Liverpool-based ADHD Foundation is celebrating its 10th anniversary this year as a charity. The Foundation approached Umbrella Store with an idea for a project, which was to be displayed in Liverpool city centre. The idea was to use a street art project to raise awareness for Attention Deficit and Hyperactivity Disorder (ADHD) and autism, hence the colourful Umbrella Project, which ran from the end of June, through to August 2017.
Creating the Umbrella Project
Umbrella Store worked with ADHD’s partners to print designs and logos on the panels of 200 brightly coloured umbrellas, suspended over Church Alley, leading up to the Bluecoat school. The rainbow brolly installation not only offered Umbrella Store an opportunity for greater brand outreach but also to be part of a worthy cause.
The 200 umbrellas were signed by pupils from St Oswald’s primary school in Old Swan and also students from other Merseyside schools. These students were excited about the project because many of them have ADHD, autism, and other neurodevelopment conditions. They were an integral part of this project, and their choice of name was an inspiration, as disclosed by Dr Tony Lloyd, Chief executive of ADHD Foundation.
Making the invisible, visible

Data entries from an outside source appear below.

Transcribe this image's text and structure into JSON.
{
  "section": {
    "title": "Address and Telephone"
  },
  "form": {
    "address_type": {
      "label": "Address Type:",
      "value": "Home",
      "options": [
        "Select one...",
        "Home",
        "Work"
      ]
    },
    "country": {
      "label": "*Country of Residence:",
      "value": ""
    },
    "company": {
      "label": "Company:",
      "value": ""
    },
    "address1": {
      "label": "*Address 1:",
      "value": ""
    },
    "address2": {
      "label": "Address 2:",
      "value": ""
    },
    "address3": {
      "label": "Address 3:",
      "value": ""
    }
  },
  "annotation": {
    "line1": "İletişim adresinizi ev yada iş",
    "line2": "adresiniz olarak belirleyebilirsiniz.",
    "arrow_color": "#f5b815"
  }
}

Dr Lloyd explained why the name and selected project were relevant to their awareness campaign, by stating that ADHD and autism are ‘umbrella terms’ for a whole variety of neurodevelopment difficulties and that the Foundation wanted to highlight that fact, and also challenge the stigma of these disabilities, which can be ‘invisible’. He further said that the Umbrella Project was about reminding adults, including parents, potential employees and teachers, that young people with ADHD and other conditions possess many talents, gifts and skills that they could offer the community.
Dr Lloyd also expressed gratitude to Printkick and Umbrella Store for their input in making the Umbrella Project a success. In a tweet by the ADHD Foundation, he said, “A big shout out and thanks to Printkick and Umbrellastore.co.uk for their fantastic support in making the Umbrella Project happen.”

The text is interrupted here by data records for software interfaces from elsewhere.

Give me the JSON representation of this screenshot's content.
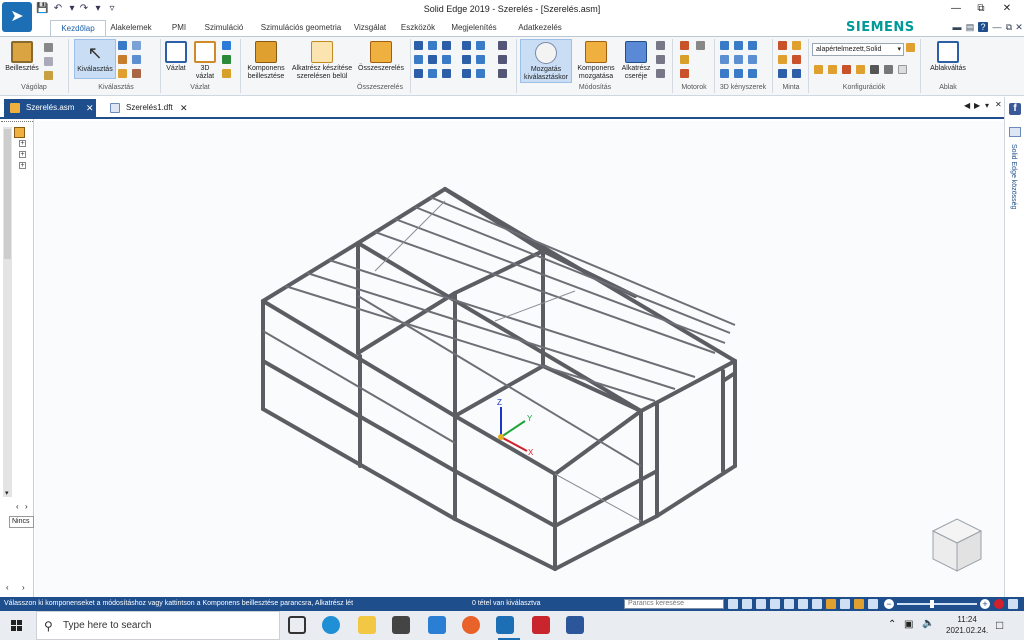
{
  "window": {
    "title": "Solid Edge 2019 - Szerelés - [Szerelés.asm]"
  },
  "ribbon_tabs": [
    "Kezdőlap",
    "Alakelemek",
    "PMI",
    "Szimuláció",
    "Szimulációs geometria",
    "Vizsgálat",
    "Eszközök",
    "Megjelenítés",
    "Adatkezelés"
  ],
  "brand": "SIEMENS",
  "ribbon": {
    "groups": {
      "vagolap": "Vágólap",
      "kivalasztas": "Kiválasztás",
      "vazlat": "Vázlat",
      "osszeszereles": "Összeszerelés",
      "modositas": "Módosítás",
      "motorok": "Motorok",
      "kenyszerek": "3D kényszerek",
      "minta": "Minta",
      "konfiguraciok": "Konfigurációk",
      "ablak": "Ablak"
    },
    "buttons": {
      "beillesztes": "Beillesztés",
      "kivalasztas": "Kiválasztás",
      "vazlat": "Vázlat",
      "vazlat3d_l1": "3D",
      "vazlat3d_l2": "vázlat",
      "komponens_l1": "Komponens",
      "komponens_l2": "beillesztése",
      "alkatresz_l1": "Alkatrész készítése",
      "alkatresz_l2": "szerelésen belül",
      "osszeszereles": "Összeszerelés",
      "mozgatas_l1": "Mozgatás",
      "mozgatas_l2": "kiválasztáskor",
      "kompmozg_l1": "Komponens",
      "kompmozg_l2": "mozgatása",
      "csere_l1": "Alkatrész",
      "csere_l2": "cseréje",
      "ablakvaltas": "Ablakváltás"
    },
    "config_value": "alapértelmezett,Solid"
  },
  "doc_tabs": [
    {
      "label": "Szerelés.asm",
      "active": true
    },
    {
      "label": "Szerelés1.dft",
      "active": false
    }
  ],
  "left_pane": {
    "nincs": "Nincs"
  },
  "right_bar": {
    "label": "Solid Edge közösség"
  },
  "status": {
    "prompt": "Válasszon ki komponenseket a módosításhoz vagy kattintson a Komponens beillesztése parancsra, Alkatrész lét",
    "selection": "0 tétel van kiválasztva",
    "search_placeholder": "Parancs keresése"
  },
  "taskbar": {
    "search_placeholder": "Type here to search",
    "time": "11:24",
    "date": "2021.02.24."
  },
  "colors": {
    "accent": "#1e4e8c",
    "brand": "#009999",
    "frame": "#5a5e63"
  }
}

Moving the umbrella project into the local community
To get involved with the Umbrella Project, local businesses were asked to sponsor an umbrella for £250, which would buy a whole programme of support for families. Additionally, local businesses could display the umbrellas on their premises. A great example is two companies, Shankly Hotel and Signature Living, who presented the umbrellas, as well as welcomed guests with information leaflets.
Reactions To The Umbrella Project

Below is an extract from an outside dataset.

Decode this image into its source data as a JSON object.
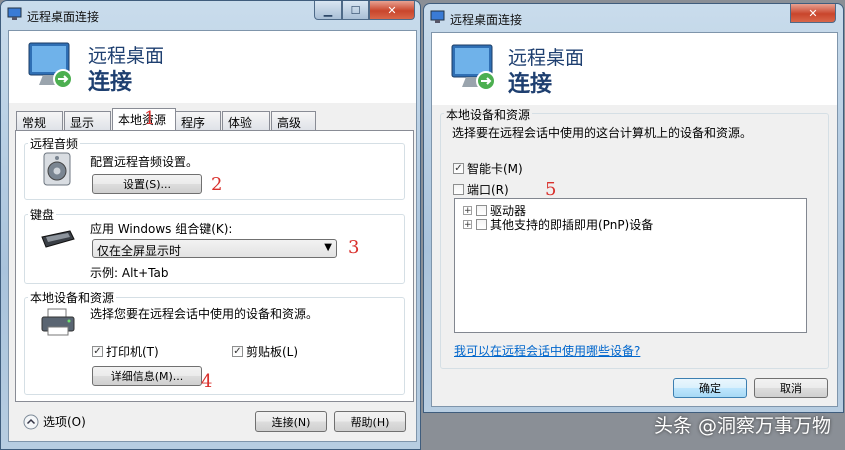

Mayor of Liverpool, Joe Anderson, was impressed by the project, and fully supported it. He said, “Liverpool City Council is fully committed to supporting the education, mental health and employability of people with ADHD and autism. Raising awareness is fundamental in engaging conversations and promoting the general public’s understanding of ADHD.” He also pointed out that over half a million children were affected by ADHD, with sadly many cases going undiagnosed. He also expressed his desire for Liverpool to be an autism and ADHD friendly city, a goal that the Umbrella Project was trying to achieve.
Equazen, which also sponsored the project, was proud to be associated with the project. Dr Emma Derbyshire, public health nutritionist and advisor to Equazen said that the Umbrella Project was an inspirational project which illustrated the complexity and broad spectrum of behavioural issues associated with ADHD. She also reiterated how life-changing an effective therapy for ADHD would be.